IW seeks to exclude witnesses in stormwater lawsuit
Published 4:32 pm Tuesday, November 30, 2021
Isle of Wight County has filed a motion in federal court to exclude the testimony of all five expert witnesses three Carrollton residents propose to call in their stormwater lawsuit against the county.
Otis Brock of Deep Water Way and his neighbors, Brian and Sue Fernaays, sued the county earlier this year, arguing that the county has taken and damaged their properties without due compensation by refusing to repair a collapsed stormwater pipe. The neighbors blame the pipe for runoff that rushes through their yards when it rains, and the resulting sinkhole that’s grown into a 12-foot-deep, 20-foot-wide chasm spanning the property line.
According to Isle of Wight’s Nov. 2 court filing, expert witnesses are required to prepare and sign a written report that contains all opinions they plan to express on the stand, as well as what facts and data they used when forming those opinions.
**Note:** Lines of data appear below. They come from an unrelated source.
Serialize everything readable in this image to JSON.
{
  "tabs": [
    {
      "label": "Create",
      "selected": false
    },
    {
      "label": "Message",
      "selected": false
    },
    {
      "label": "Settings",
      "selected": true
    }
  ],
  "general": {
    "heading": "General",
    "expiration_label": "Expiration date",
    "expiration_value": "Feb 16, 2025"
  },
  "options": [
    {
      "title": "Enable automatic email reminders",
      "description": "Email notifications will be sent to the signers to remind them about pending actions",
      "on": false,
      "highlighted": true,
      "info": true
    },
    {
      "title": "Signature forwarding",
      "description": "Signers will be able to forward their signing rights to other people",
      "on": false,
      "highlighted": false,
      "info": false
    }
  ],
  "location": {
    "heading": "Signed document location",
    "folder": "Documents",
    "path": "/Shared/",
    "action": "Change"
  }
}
The witnesses are also supposed to provide their qualifications and a list of other cases in which they have provided testimony during the past four years.
“The expert report must include ‘how’ and ‘why’ the expert reached a particular result, not merely the expert’s conclusory opinions,” the county’s outside legal counsel, Matthew Hull of the firm Pender & Coward P.C., writes.
If the witnesses fail to disclose all the information required, court rules “impose an ‘automatic sanction’ of exclusion,” Hull writes.
According to court filings by the neighbors’ attorney, Joe V. Sherman, the expert reports include the testimony of John T. “Jack” Claud III and John “Steve” Ferguson, both of the Portsmouth engineering firm Hoggard-Eure Associates P.C., Realtor Nanette Criddle of Rose & Womble, title examiner Patricia Raper of Chesapeake and appraiser Dennis Gruelle of Virginia Beach.
Claud is to detail the cause of the pipe’s collapse and the work required to fix it. Ferguson is to present information on the limits of the sinkhole on specific dates. Criddle is to testify as to the neighbors’ duty to disclose any known defects on their properties to prospective buyers, and the sinkhole’s impact on the properties’ marketability. Raper is to testify on documents recorded related to the Brewer’s Creek and Oyster Court subdivisions. Gruelle is to testify to the valuation of the neighbors’ homes before and after the sinkhole’s formation.
The county argues Claud’s report offers “no basis” for its conclusion, and characterizes Ferguson’s sinkhole surveys and Raper’s six-page title report as not containing any statements of opinion. Criddle’s report “does not offer a detailed and complete explanation of her opinions and the reasons and bases therefor,” and Gruelle, who asserts the owners “cannot sell” their properties “except for a deep discount,” “does not explain the basis for these statements, if any,” the county argues.
The county’s filing also claims all five experts either failed to disclose their qualifications and prior testimony, or that their disclosures were insufficient.
In a rebuttal Nov. 17 motion, Sherman argues while the county “laments that Plaintiffs’ engineering opinion lacks a basis for the opinion that the twenty (20) foot wide hole that is twelve (12) feet deep is a dangerous area,” the county already “admits these holes are dangerous.”
Owners of properties with collapsed stormwater infrastructure have “nowhere to turn for help in repairing this costly, unsightly, and unsafe condition,” Sherman quotes from the county’s October 2019 position paper — intended for the Virginia Association of Counties.
In that paper, the county states that while modern development regulations now require stormwater easements to be deeded to a homeowners’ association, developments built in the 1990s and prior frequently lacked a stated designee for the stormwater system’s upkeep. But Isle of Wight doesn’t own any stormwater easements, the county argues, and would potentially need to increase the stormwater fees it charges residents were it to acknowledge ownership and financial responsibility for said sewer systems.
Sherman further characterizes the experts’ testimony as mostly “undisputed,” arguing the county has not produced its own evidence contrary to the experts’ stated conclusions.
“The arguments raised by the County reflect gamesmanship, not the interests of justice,” Sherman writes. “Almost none of the facts and evidence litigated in these motions are in dispute other than the appraisal valuation which itself is a matter for the jury as a fact in dispute.”
The court has set a trial date of April 5.